An Ohio state legislator is coming under fire for apparently flip-flopping on a bill to ban abortions after the unborn baby’s heartbeat begins. A state legislator initially voted for the bill when it passed out of the state legislature but then voted against overriding Governor John Kasich’s veto.
The Ohio state Senate failed to override Governor John Kasich’s veto of a bill to ban abortions after the unborn baby’s heart begins to beat. The Senate’s failure came just a brief time after the state House voted to override the veto.
On Thursday, the Ohio House passed the measure, 61-28, but the Ohio Senate came up one vote short, 19-13.
Kasich vetoed the bill last week, saying it would be struck down as unconstitutional before it could save any lives, and taxpayers would be forced to pay pro-abortion groups’ legal fees. At the same time, he signed into law a bill to make Ohio the 10th state to ban dismemberment abortions that tear babies limb from limb.

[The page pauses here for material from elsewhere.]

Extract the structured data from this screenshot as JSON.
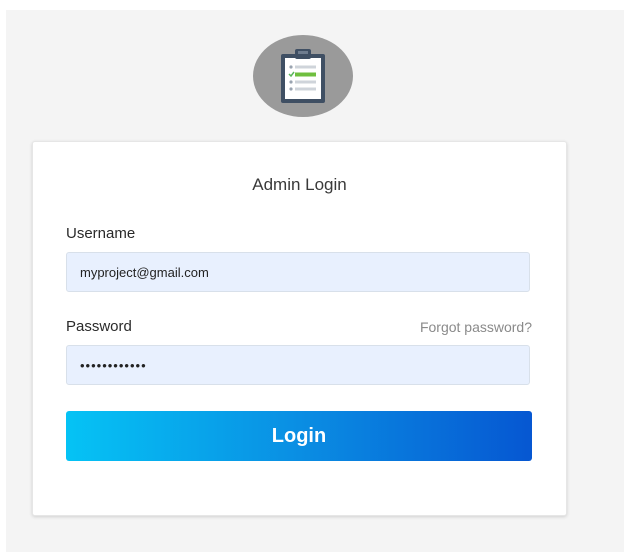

Now, pro-life legislators are voicing their displeasure with the senator they say killed the bill. Here’s more:
Longtime “Heartbeat Bill” supporter Lori Viars is not happy with Sen. Bill Beagle. He voted for the bill earlier this month but didn’t vote to override the veto. Now Viars sees Beagle as a traitor and wants him fired from a new job with Ohio’s Republican Treasurer-Elect Robert Sprague.
LifeNews depends on the support of readers like you to combat the pro-abortion media. Please donate now.
“This is not acceptable and his betrayal should not be rewarded. Bill Beagle lied,” Viars said.
Beagle’s Facebook page has been inundated with messages from angry constituents who are circulating a petition to get Beagle fired. Beagle has not responded to a request for an interview on the subject.
Beagle was not the only Republican in the Ohio Senate who voted against overriding Kasich’s veto of the bill. Republican Senators John Eklund, Gayle Manning, Matt Dolan and Stephanie Kunze also voted against the veto override but all four of them also voted against the bill itself earlier this month.
State House Bill 258 would ban most abortions in Ohio by prohibiting abortions after an unborn baby’s heartbeat is detectable. Research suggests a baby’s heartbeat may begin as early as 18 days after conception, but the heartbeat is detectable around six weeks. The bill also would allow abortion practitioners to be charged with a felony for violating the law.
Last week, Kasich explained his reasons for vetoing the bill: “[H.B. 258] is contrary to the Supreme Court of the United States’ current rulings on abortion. As the losing party, the state of Ohio will be forced to pay hundreds of thousands of taxpayer dollars to cover the legal fees for the pro-choice activists’ lawyers.”
Meanwhile, on Thursday, abortion activists gathered in the capital to protest the legislation, according to the report. Planned Parenthood of Ohio President Iris Harvey claimed the bill would take away women’s “right to choose” abortion.
Planned Parenthood CEO Leana Wen also tweeted about the legislation, claiming it is rooted in ideology and not medicine. Contrary to her claims, it is widely accepted as a medical fact that an unborn baby’s heart begins beating by six weeks of pregnancy.
Kasich did sign a second pro-life bill last week that prohibits brutal dismemberment abortions. In these common second-trimester abortion procedures, nearly fully formed unborn babies are torn limb from limb while their hearts are beating.
Heartbeat bills have been met with skepticism in the past, even by some pro-life groups, because of pro-abortion legal challenges. State taxpayers have been forced to pay pro-abortion groups’ legal fees after losing other abortion cases.
North Dakota and Arkansas passed heartbeat bills several years ago, but federal courts struck down both laws. The Eighth Circuit Court of Appeals said the following about their ruling on the six-week ban: “Because there is no genuine dispute that (North Dakota’s law) generally prohibits abortions before viability — as the Supreme Court has defined that concept — and because we are bound by Supreme Court precedent holding that states may not prohibit pre-viability abortions, we must affirm the district court’s grant of summary judgment to the plaintiffs.”
The U.S. Supreme Court refused to hear an appeal of the cases in 2016.
There is more hope that the new conservative-majority U.S. Supreme Court may consider an abortion ban, but it is difficult to say if it would for certain. Some legal scholars have speculated that the court would be more likely to consider cases that gradually chip away at Roe v. Wade – such as a dismemberment abortion ban – rather than reverse it completely.